    Basically it was the cheapest inkjet I could find that runs pigment ink. Roughly AU$120. In the stock selection menu, it even has a setting for transparencies. The print quality is significantly better than my old printer, particularly for solid ink areas. The dye based inkjet tended to blur and had an eggshell effect resulting in a broken solid.
    The film doesn't look any blacker but as stated, visual opacity is only an indication of UV density.
    For a hobbyist on a shoestring budget, this was seriously money well spent!
    I'll be running some test film with various screens with my designer next week.

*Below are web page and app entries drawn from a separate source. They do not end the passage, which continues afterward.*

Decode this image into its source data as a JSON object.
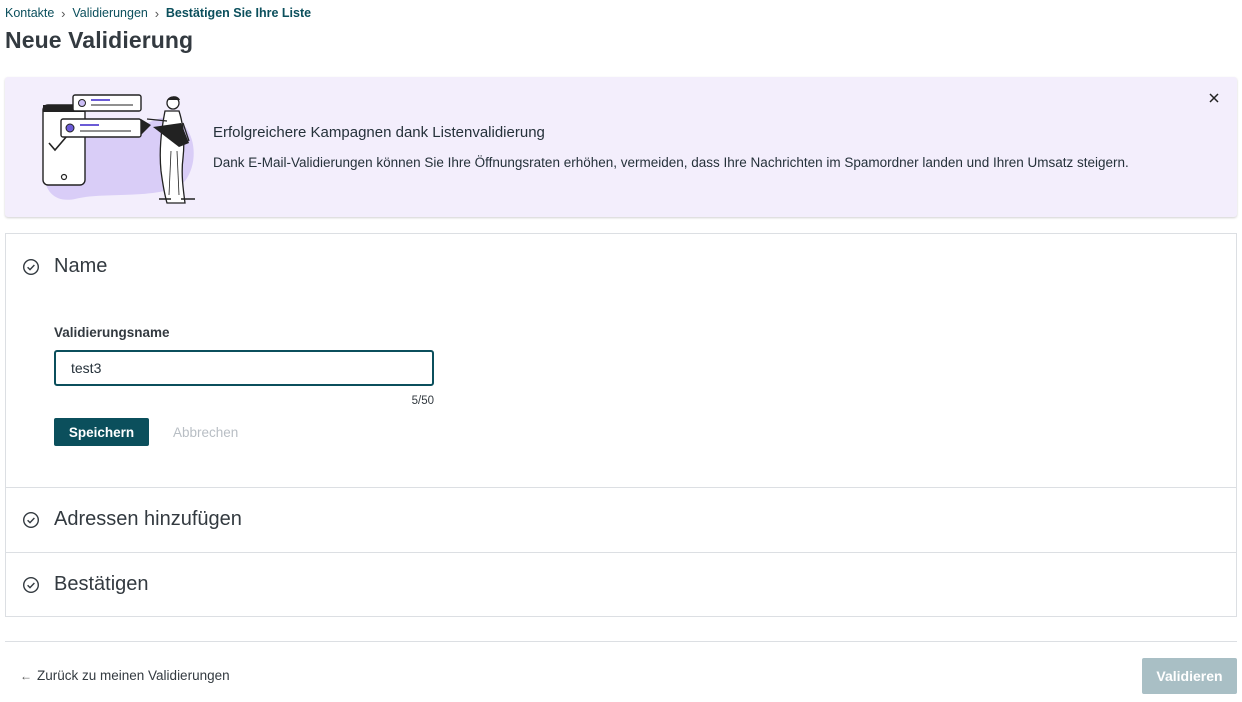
{
  "breadcrumb": {
    "items": [
      {
        "label": "Kontakte"
      },
      {
        "label": "Validierungen"
      }
    ],
    "current": "Bestätigen Sie Ihre Liste"
  },
  "page": {
    "title": "Neue Validierung"
  },
  "banner": {
    "title": "Erfolgreichere Kampagnen dank Listenvalidierung",
    "text": "Dank E-Mail-Validierungen können Sie Ihre Öffnungsraten erhöhen, vermeiden, dass Ihre Nachrichten im Spamordner landen und Ihren Umsatz steigern.",
    "close_icon": "close-icon",
    "background_color": "#f3eefc"
  },
  "steps": {
    "name": {
      "title": "Name",
      "field_label": "Validierungsname",
      "value": "test3",
      "counter": "5/50",
      "save_label": "Speichern",
      "cancel_label": "Abbrechen"
    },
    "addresses": {
      "title": "Adressen hinzufügen"
    },
    "confirm": {
      "title": "Bestätigen"
    },
    "icon": "check-circle-icon"
  },
  "footer": {
    "back_label": "Zurück zu meinen Validierungen",
    "validate_label": "Validieren"
  },
  "colors": {
    "primary": "#0b4f5c",
    "disabled_button": "#a9bfc5",
    "border": "#dcdfe3"
  }
}
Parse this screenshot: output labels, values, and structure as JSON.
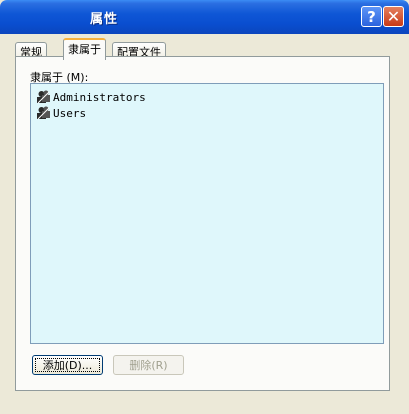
{
  "window": {
    "title": "属性"
  },
  "tabs": [
    {
      "label": "常规"
    },
    {
      "label": "隶属于"
    },
    {
      "label": "配置文件"
    }
  ],
  "member_of": {
    "label": "隶属于 (M):",
    "items": [
      {
        "name": "Administrators",
        "icon": "group-icon"
      },
      {
        "name": "Users",
        "icon": "group-icon"
      }
    ]
  },
  "buttons": {
    "add": "添加(D)...",
    "remove": "删除(R)"
  },
  "colors": {
    "titlebar": "#0a4ed0",
    "listbox_bg": "#dff7fb",
    "active_tab_accent": "#f7b13c"
  }
}
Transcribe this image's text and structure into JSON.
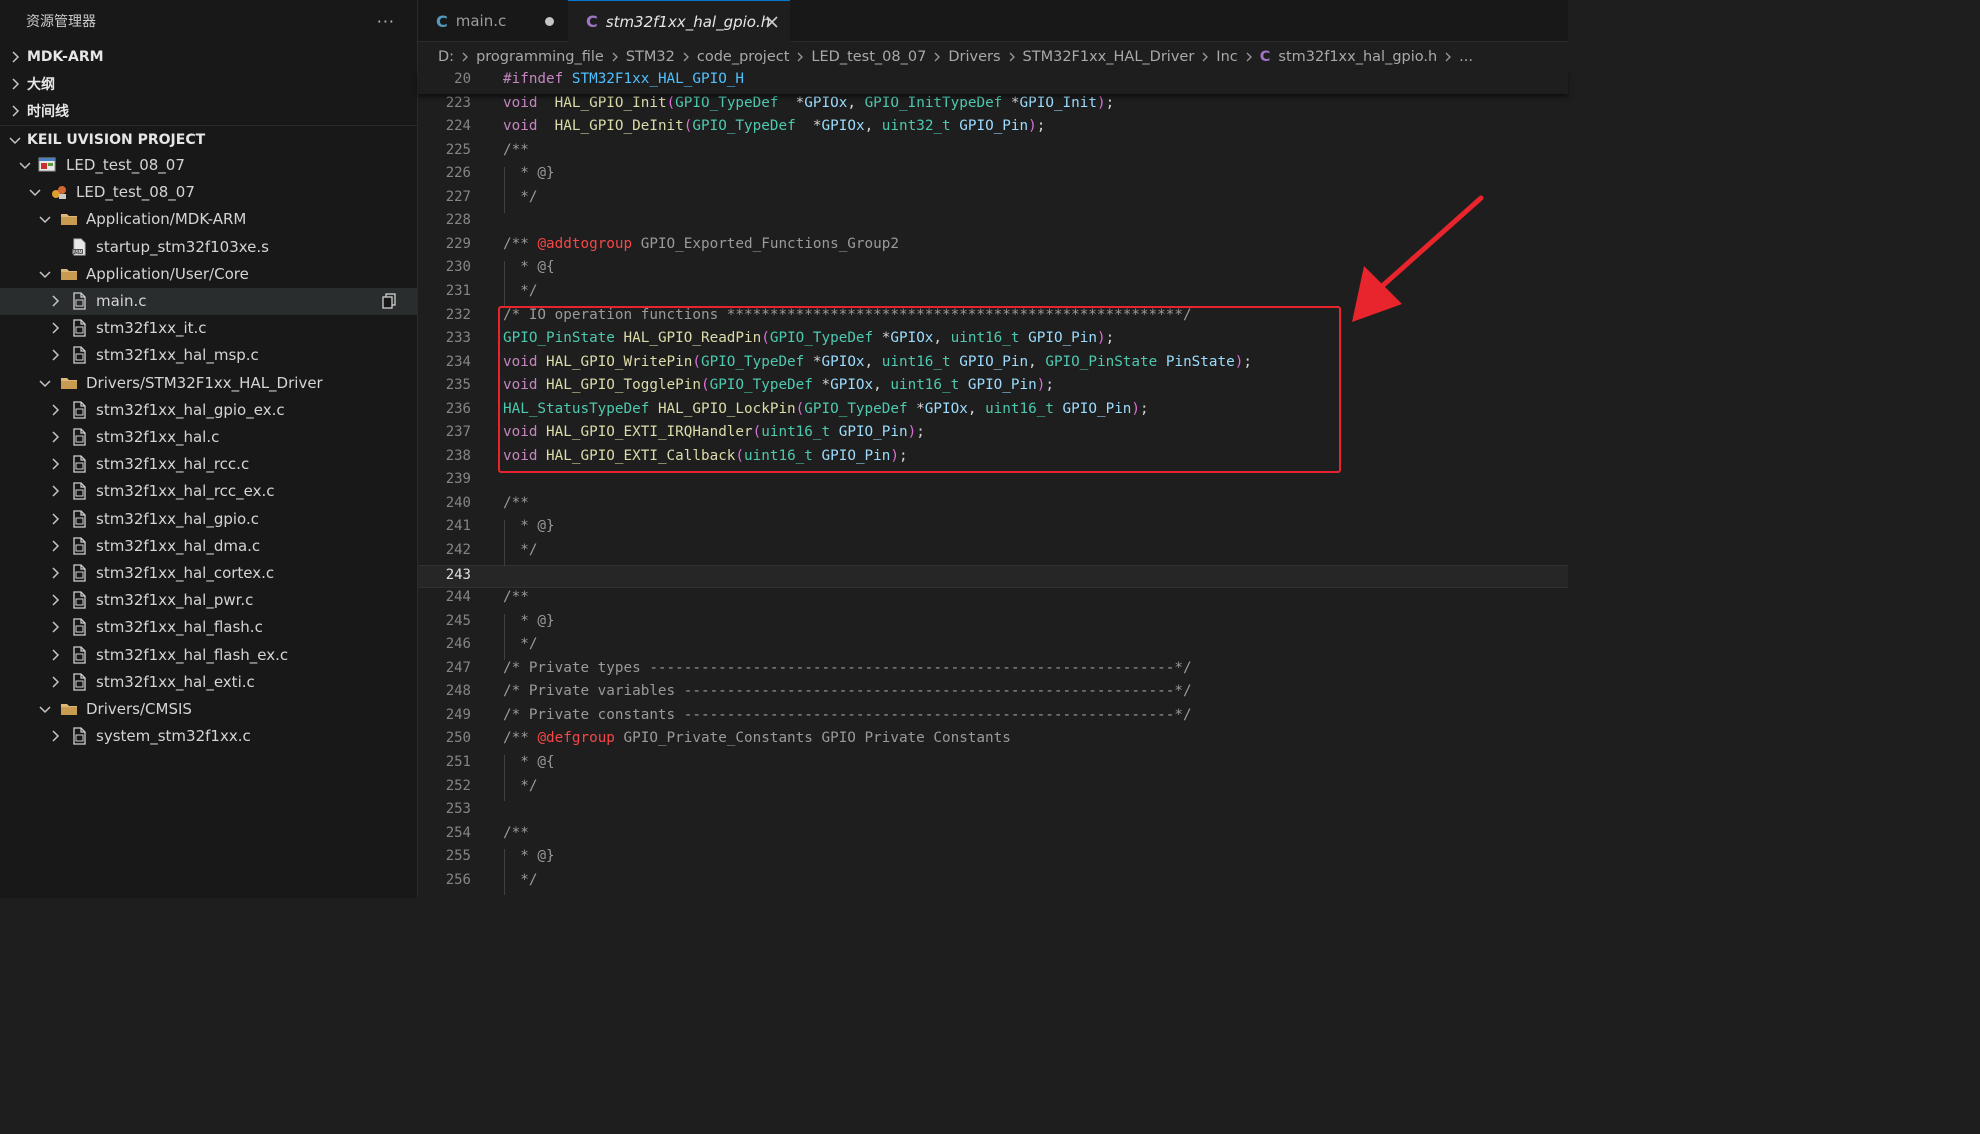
{
  "sidebar": {
    "title": "资源管理器",
    "more_label": "···",
    "sections": [
      {
        "label": "MDK-ARM",
        "expanded": false
      },
      {
        "label": "大纲",
        "expanded": false
      },
      {
        "label": "时间线",
        "expanded": false
      },
      {
        "label": "KEIL UVISION PROJECT",
        "expanded": true
      }
    ],
    "tree": [
      {
        "label": "LED_test_08_07",
        "depth": 0,
        "chevron": "down",
        "icon": "keil-project-icon"
      },
      {
        "label": "LED_test_08_07",
        "depth": 1,
        "chevron": "down",
        "icon": "keil-target-icon"
      },
      {
        "label": "Application/MDK-ARM",
        "depth": 2,
        "chevron": "down",
        "icon": "folder-icon"
      },
      {
        "label": "startup_stm32f103xe.s",
        "depth": 3,
        "chevron": "none",
        "icon": "asm-file-icon"
      },
      {
        "label": "Application/User/Core",
        "depth": 2,
        "chevron": "down",
        "icon": "folder-icon"
      },
      {
        "label": "main.c",
        "depth": 3,
        "chevron": "right",
        "icon": "c-file-icon",
        "selected": true
      },
      {
        "label": "stm32f1xx_it.c",
        "depth": 3,
        "chevron": "right",
        "icon": "c-file-icon"
      },
      {
        "label": "stm32f1xx_hal_msp.c",
        "depth": 3,
        "chevron": "right",
        "icon": "c-file-icon"
      },
      {
        "label": "Drivers/STM32F1xx_HAL_Driver",
        "depth": 2,
        "chevron": "down",
        "icon": "folder-icon"
      },
      {
        "label": "stm32f1xx_hal_gpio_ex.c",
        "depth": 3,
        "chevron": "right",
        "icon": "c-file-icon"
      },
      {
        "label": "stm32f1xx_hal.c",
        "depth": 3,
        "chevron": "right",
        "icon": "c-file-icon"
      },
      {
        "label": "stm32f1xx_hal_rcc.c",
        "depth": 3,
        "chevron": "right",
        "icon": "c-file-icon"
      },
      {
        "label": "stm32f1xx_hal_rcc_ex.c",
        "depth": 3,
        "chevron": "right",
        "icon": "c-file-icon"
      },
      {
        "label": "stm32f1xx_hal_gpio.c",
        "depth": 3,
        "chevron": "right",
        "icon": "c-file-icon"
      },
      {
        "label": "stm32f1xx_hal_dma.c",
        "depth": 3,
        "chevron": "right",
        "icon": "c-file-icon"
      },
      {
        "label": "stm32f1xx_hal_cortex.c",
        "depth": 3,
        "chevron": "right",
        "icon": "c-file-icon"
      },
      {
        "label": "stm32f1xx_hal_pwr.c",
        "depth": 3,
        "chevron": "right",
        "icon": "c-file-icon"
      },
      {
        "label": "stm32f1xx_hal_flash.c",
        "depth": 3,
        "chevron": "right",
        "icon": "c-file-icon"
      },
      {
        "label": "stm32f1xx_hal_flash_ex.c",
        "depth": 3,
        "chevron": "right",
        "icon": "c-file-icon"
      },
      {
        "label": "stm32f1xx_hal_exti.c",
        "depth": 3,
        "chevron": "right",
        "icon": "c-file-icon"
      },
      {
        "label": "Drivers/CMSIS",
        "depth": 2,
        "chevron": "down",
        "icon": "folder-icon"
      },
      {
        "label": "system_stm32f1xx.c",
        "depth": 3,
        "chevron": "right",
        "icon": "c-file-icon"
      }
    ]
  },
  "tabs": [
    {
      "icon_letter": "C",
      "label": "main.c",
      "active": false,
      "modified": true
    },
    {
      "icon_letter": "C",
      "label": "stm32f1xx_hal_gpio.h",
      "active": true,
      "modified": false
    }
  ],
  "breadcrumb": {
    "parts": [
      "D:",
      "programming_file",
      "STM32",
      "code_project",
      "LED_test_08_07",
      "Drivers",
      "STM32F1xx_HAL_Driver",
      "Inc"
    ],
    "file_icon": "C",
    "file": "stm32f1xx_hal_gpio.h",
    "trailing": "..."
  },
  "editor": {
    "current_line": "243",
    "highlighted_range": [
      "232",
      "238"
    ],
    "lines": [
      {
        "n": "20",
        "sticky": true,
        "tokens": [
          [
            "k",
            "#ifndef"
          ],
          [
            "",
            ""
          ],
          [
            "mac",
            " STM32F1xx_HAL_GPIO_H"
          ]
        ]
      },
      {
        "n": "223",
        "tokens": [
          [
            "k",
            "void"
          ],
          [
            "",
            "  "
          ],
          [
            "f",
            "HAL_GPIO_Init"
          ],
          [
            "p",
            "("
          ],
          [
            "t",
            "GPIO_TypeDef"
          ],
          [
            "",
            "  *"
          ],
          [
            "v",
            "GPIOx"
          ],
          [
            "",
            ", "
          ],
          [
            "t",
            "GPIO_InitTypeDef"
          ],
          [
            "",
            " *"
          ],
          [
            "v",
            "GPIO_Init"
          ],
          [
            "p",
            ")"
          ],
          [
            "",
            ";"
          ]
        ]
      },
      {
        "n": "224",
        "tokens": [
          [
            "k",
            "void"
          ],
          [
            "",
            "  "
          ],
          [
            "f",
            "HAL_GPIO_DeInit"
          ],
          [
            "p",
            "("
          ],
          [
            "t",
            "GPIO_TypeDef"
          ],
          [
            "",
            "  *"
          ],
          [
            "v",
            "GPIOx"
          ],
          [
            "",
            ", "
          ],
          [
            "t",
            "uint32_t"
          ],
          [
            "",
            " "
          ],
          [
            "v",
            "GPIO_Pin"
          ],
          [
            "p",
            ")"
          ],
          [
            "",
            ";"
          ]
        ]
      },
      {
        "n": "225",
        "tokens": [
          [
            "cm",
            "/**"
          ]
        ]
      },
      {
        "n": "226",
        "tokens": [
          [
            "cm",
            "  * @}"
          ]
        ]
      },
      {
        "n": "227",
        "tokens": [
          [
            "cm",
            "  */"
          ]
        ]
      },
      {
        "n": "228",
        "tokens": []
      },
      {
        "n": "229",
        "tokens": [
          [
            "cm",
            "/** "
          ],
          [
            "tag",
            "@addtogroup"
          ],
          [
            "cm",
            " GPIO_Exported_Functions_Group2"
          ]
        ]
      },
      {
        "n": "230",
        "tokens": [
          [
            "cm",
            "  * @{"
          ]
        ]
      },
      {
        "n": "231",
        "tokens": [
          [
            "cm",
            "  */"
          ]
        ]
      },
      {
        "n": "232",
        "tokens": [
          [
            "cm",
            "/* IO operation functions *****************************************************/"
          ]
        ]
      },
      {
        "n": "233",
        "tokens": [
          [
            "t",
            "GPIO_PinState"
          ],
          [
            "",
            " "
          ],
          [
            "f",
            "HAL_GPIO_ReadPin"
          ],
          [
            "p",
            "("
          ],
          [
            "t",
            "GPIO_TypeDef"
          ],
          [
            "",
            " *"
          ],
          [
            "v",
            "GPIOx"
          ],
          [
            "",
            ", "
          ],
          [
            "t",
            "uint16_t"
          ],
          [
            "",
            " "
          ],
          [
            "v",
            "GPIO_Pin"
          ],
          [
            "p",
            ")"
          ],
          [
            "",
            ";"
          ]
        ]
      },
      {
        "n": "234",
        "tokens": [
          [
            "k",
            "void"
          ],
          [
            "",
            " "
          ],
          [
            "f",
            "HAL_GPIO_WritePin"
          ],
          [
            "p",
            "("
          ],
          [
            "t",
            "GPIO_TypeDef"
          ],
          [
            "",
            " *"
          ],
          [
            "v",
            "GPIOx"
          ],
          [
            "",
            ", "
          ],
          [
            "t",
            "uint16_t"
          ],
          [
            "",
            " "
          ],
          [
            "v",
            "GPIO_Pin"
          ],
          [
            "",
            ", "
          ],
          [
            "t",
            "GPIO_PinState"
          ],
          [
            "",
            " "
          ],
          [
            "v",
            "PinState"
          ],
          [
            "p",
            ")"
          ],
          [
            "",
            ";"
          ]
        ]
      },
      {
        "n": "235",
        "tokens": [
          [
            "k",
            "void"
          ],
          [
            "",
            " "
          ],
          [
            "f",
            "HAL_GPIO_TogglePin"
          ],
          [
            "p",
            "("
          ],
          [
            "t",
            "GPIO_TypeDef"
          ],
          [
            "",
            " *"
          ],
          [
            "v",
            "GPIOx"
          ],
          [
            "",
            ", "
          ],
          [
            "t",
            "uint16_t"
          ],
          [
            "",
            " "
          ],
          [
            "v",
            "GPIO_Pin"
          ],
          [
            "p",
            ")"
          ],
          [
            "",
            ";"
          ]
        ]
      },
      {
        "n": "236",
        "tokens": [
          [
            "t",
            "HAL_StatusTypeDef"
          ],
          [
            "",
            " "
          ],
          [
            "f",
            "HAL_GPIO_LockPin"
          ],
          [
            "p",
            "("
          ],
          [
            "t",
            "GPIO_TypeDef"
          ],
          [
            "",
            " *"
          ],
          [
            "v",
            "GPIOx"
          ],
          [
            "",
            ", "
          ],
          [
            "t",
            "uint16_t"
          ],
          [
            "",
            " "
          ],
          [
            "v",
            "GPIO_Pin"
          ],
          [
            "p",
            ")"
          ],
          [
            "",
            ";"
          ]
        ]
      },
      {
        "n": "237",
        "tokens": [
          [
            "k",
            "void"
          ],
          [
            "",
            " "
          ],
          [
            "f",
            "HAL_GPIO_EXTI_IRQHandler"
          ],
          [
            "p",
            "("
          ],
          [
            "t",
            "uint16_t"
          ],
          [
            "",
            " "
          ],
          [
            "v",
            "GPIO_Pin"
          ],
          [
            "p",
            ")"
          ],
          [
            "",
            ";"
          ]
        ]
      },
      {
        "n": "238",
        "tokens": [
          [
            "k",
            "void"
          ],
          [
            "",
            " "
          ],
          [
            "f",
            "HAL_GPIO_EXTI_Callback"
          ],
          [
            "p",
            "("
          ],
          [
            "t",
            "uint16_t"
          ],
          [
            "",
            " "
          ],
          [
            "v",
            "GPIO_Pin"
          ],
          [
            "p",
            ")"
          ],
          [
            "",
            ";"
          ]
        ]
      },
      {
        "n": "239",
        "tokens": []
      },
      {
        "n": "240",
        "tokens": [
          [
            "cm",
            "/**"
          ]
        ]
      },
      {
        "n": "241",
        "tokens": [
          [
            "cm",
            "  * @}"
          ]
        ]
      },
      {
        "n": "242",
        "tokens": [
          [
            "cm",
            "  */"
          ]
        ]
      },
      {
        "n": "243",
        "tokens": []
      },
      {
        "n": "244",
        "tokens": [
          [
            "cm",
            "/**"
          ]
        ]
      },
      {
        "n": "245",
        "tokens": [
          [
            "cm",
            "  * @}"
          ]
        ]
      },
      {
        "n": "246",
        "tokens": [
          [
            "cm",
            "  */"
          ]
        ]
      },
      {
        "n": "247",
        "tokens": [
          [
            "cm",
            "/* Private types -------------------------------------------------------------*/"
          ]
        ]
      },
      {
        "n": "248",
        "tokens": [
          [
            "cm",
            "/* Private variables ---------------------------------------------------------*/"
          ]
        ]
      },
      {
        "n": "249",
        "tokens": [
          [
            "cm",
            "/* Private constants ---------------------------------------------------------*/"
          ]
        ]
      },
      {
        "n": "250",
        "tokens": [
          [
            "cm",
            "/** "
          ],
          [
            "tag",
            "@defgroup"
          ],
          [
            "cm",
            " GPIO_Private_Constants GPIO Private Constants"
          ]
        ]
      },
      {
        "n": "251",
        "tokens": [
          [
            "cm",
            "  * @{"
          ]
        ]
      },
      {
        "n": "252",
        "tokens": [
          [
            "cm",
            "  */"
          ]
        ]
      },
      {
        "n": "253",
        "tokens": []
      },
      {
        "n": "254",
        "tokens": [
          [
            "cm",
            "/**"
          ]
        ]
      },
      {
        "n": "255",
        "tokens": [
          [
            "cm",
            "  * @}"
          ]
        ]
      },
      {
        "n": "256",
        "tokens": [
          [
            "cm",
            "  */"
          ]
        ]
      }
    ]
  },
  "annotation": {
    "box_color": "#e8242c",
    "arrow_color": "#e8242c",
    "arrow_icon": "red-arrow-icon"
  }
}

    On the couple of occasions we've ran tones in the past they've had a bit of a moray effect through them and been very grainy (similar to newsprint). When he increases the resolution, the moray seems to get worse. We don't use a RIP.
    Once again, all and any opinions on how to achieve the best results using Adobe would be greatly appreciated.
    Please bear in mind that we can't really afford RIP software at this stage and we're reasonably happy just to be a able to produce lines work in house, but we would really love to see just what sorts of results can be achieved using what we have.
    Many thanks in advance.